Stored data:
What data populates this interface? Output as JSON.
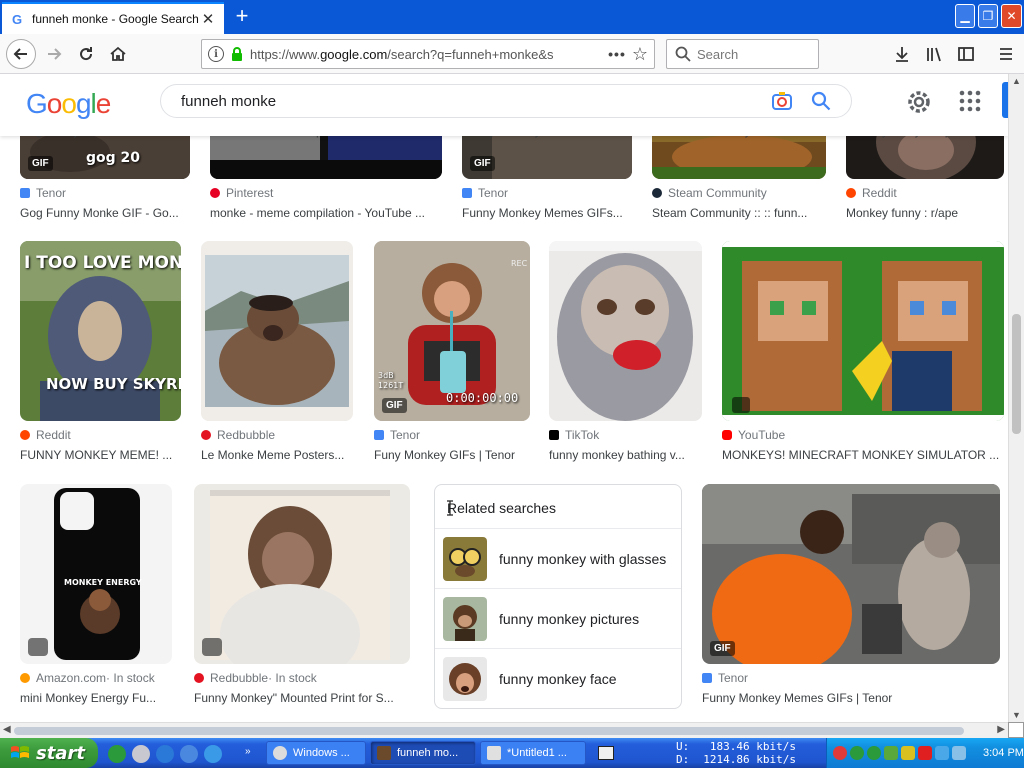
{
  "browser": {
    "tab_title": "funneh monke - Google Search",
    "new_tab": "+",
    "url_prefix": "https://www.",
    "url_host": "google.com",
    "url_rest": "/search?q=funneh+monke&s",
    "search_placeholder": "Search"
  },
  "google": {
    "logo_letters": [
      "G",
      "o",
      "o",
      "g",
      "l",
      "e"
    ],
    "logo_colors": [
      "#4285f4",
      "#ea4335",
      "#fbbc05",
      "#4285f4",
      "#34a853",
      "#ea4335"
    ],
    "query": "funneh monke"
  },
  "row1": [
    {
      "source": "Tenor",
      "title": "Gog Funny Monke GIF - Go...",
      "overlay": "gog 20",
      "badge": "GIF"
    },
    {
      "source": "Pinterest",
      "title": "monke - meme compilation - YouTube ..."
    },
    {
      "source": "Tenor",
      "title": "Funny Monkey Memes GIFs...",
      "badge": "GIF"
    },
    {
      "source": "Steam Community",
      "title": "Steam Community :: :: funn..."
    },
    {
      "source": "Reddit",
      "title": "Monkey funny : r/ape"
    }
  ],
  "row1_cut_titles": [
    "Gog Funny Monke GIF - Go...",
    "monke - meme compilation - YouTube",
    "Funny Monkey Memes GIFs",
    "Steam Community :: :: funn...",
    "Monkey funny : r/ape"
  ],
  "row2": [
    {
      "source": "Reddit",
      "title": "FUNNY MONKEY MEME! ...",
      "overlay_top": "I TOO LOVE MONKI",
      "overlay_bottom": "NOW BUY SKYRIM"
    },
    {
      "source": "Redbubble",
      "title": "Le Monke Meme Posters..."
    },
    {
      "source": "Tenor",
      "title": "Funy Monkey GIFs | Tenor",
      "badge": "GIF",
      "rec": "REC",
      "timestamp": "0:00:00:00",
      "cam_text_1": "3dB",
      "cam_text_2": "1261T"
    },
    {
      "source": "TikTok",
      "title": "funny monkey bathing v..."
    },
    {
      "source": "YouTube",
      "title": "MONKEYS! MINECRAFT MONKEY SIMULATOR ..."
    }
  ],
  "row3": [
    {
      "source": "Amazon.com",
      "stock": " · In stock",
      "title": "mini Monkey Energy Fu...",
      "phone_text": "MONKEY ENERGY"
    },
    {
      "source": "Redbubble",
      "stock": " · In stock",
      "title": "Funny Monkey\" Mounted Print for S..."
    },
    {
      "source": "Tenor",
      "title": "Funny Monkey Memes GIFs | Tenor",
      "badge": "GIF"
    }
  ],
  "related": {
    "heading": "Related searches",
    "items": [
      "funny monkey with glasses",
      "funny monkey pictures",
      "funny monkey face"
    ]
  },
  "taskbar": {
    "start": "start",
    "tasks": [
      "Windows ...",
      "funneh mo...",
      "*Untitled1 ..."
    ],
    "net_up_label": "U:",
    "net_up": "183.46 kbit/s",
    "net_down_label": "D:",
    "net_down": "1214.86 kbit/s",
    "clock": "3:04 PM"
  }
}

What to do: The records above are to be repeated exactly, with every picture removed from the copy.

Solved problem:
What data populates this interface? Output as JSON.
{
  "browser": {
    "tab_title": "funneh monke - Google Search",
    "new_tab": "+",
    "url_prefix": "https://www.",
    "url_host": "google.com",
    "url_rest": "/search?q=funneh+monke&s",
    "search_placeholder": "Search"
  },
  "google": {
    "logo_letters": [
      "G",
      "o",
      "o",
      "g",
      "l",
      "e"
    ],
    "logo_colors": [
      "#4285f4",
      "#ea4335",
      "#fbbc05",
      "#4285f4",
      "#34a853",
      "#ea4335"
    ],
    "query": "funneh monke"
  },
  "row1": [
    {
      "source": "Tenor",
      "title": "Gog Funny Monke GIF - Go...",
      "overlay": "gog 20",
      "badge": "GIF"
    },
    {
      "source": "Pinterest",
      "title": "monke - meme compilation - YouTube ..."
    },
    {
      "source": "Tenor",
      "title": "Funny Monkey Memes GIFs...",
      "badge": "GIF"
    },
    {
      "source": "Steam Community",
      "title": "Steam Community :: :: funn..."
    },
    {
      "source": "Reddit",
      "title": "Monkey funny : r/ape"
    }
  ],
  "row1_cut_titles": [
    "Gog Funny Monke GIF - Go...",
    "monke - meme compilation - YouTube",
    "Funny Monkey Memes GIFs",
    "Steam Community :: :: funn...",
    "Monkey funny : r/ape"
  ],
  "row2": [
    {
      "source": "Reddit",
      "title": "FUNNY MONKEY MEME! ...",
      "overlay_top": "I TOO LOVE MONKI",
      "overlay_bottom": "NOW BUY SKYRIM"
    },
    {
      "source": "Redbubble",
      "title": "Le Monke Meme Posters..."
    },
    {
      "source": "Tenor",
      "title": "Funy Monkey GIFs | Tenor",
      "badge": "GIF",
      "rec": "REC",
      "timestamp": "0:00:00:00",
      "cam_text_1": "3dB",
      "cam_text_2": "1261T"
    },
    {
      "source": "TikTok",
      "title": "funny monkey bathing v..."
    },
    {
      "source": "YouTube",
      "title": "MONKEYS! MINECRAFT MONKEY SIMULATOR ..."
    }
  ],
  "row3": [
    {
      "source": "Amazon.com",
      "stock": " · In stock",
      "title": "mini Monkey Energy Fu...",
      "phone_text": "MONKEY ENERGY"
    },
    {
      "source": "Redbubble",
      "stock": " · In stock",
      "title": "Funny Monkey\" Mounted Print for S..."
    },
    {
      "source": "Tenor",
      "title": "Funny Monkey Memes GIFs | Tenor",
      "badge": "GIF"
    }
  ],
  "related": {
    "heading": "Related searches",
    "items": [
      "funny monkey with glasses",
      "funny monkey pictures",
      "funny monkey face"
    ]
  },
  "taskbar": {
    "start": "start",
    "tasks": [
      "Windows ...",
      "funneh mo...",
      "*Untitled1 ..."
    ],
    "net_up_label": "U:",
    "net_up": "183.46 kbit/s",
    "net_down_label": "D:",
    "net_down": "1214.86 kbit/s",
    "clock": "3:04 PM"
  }
}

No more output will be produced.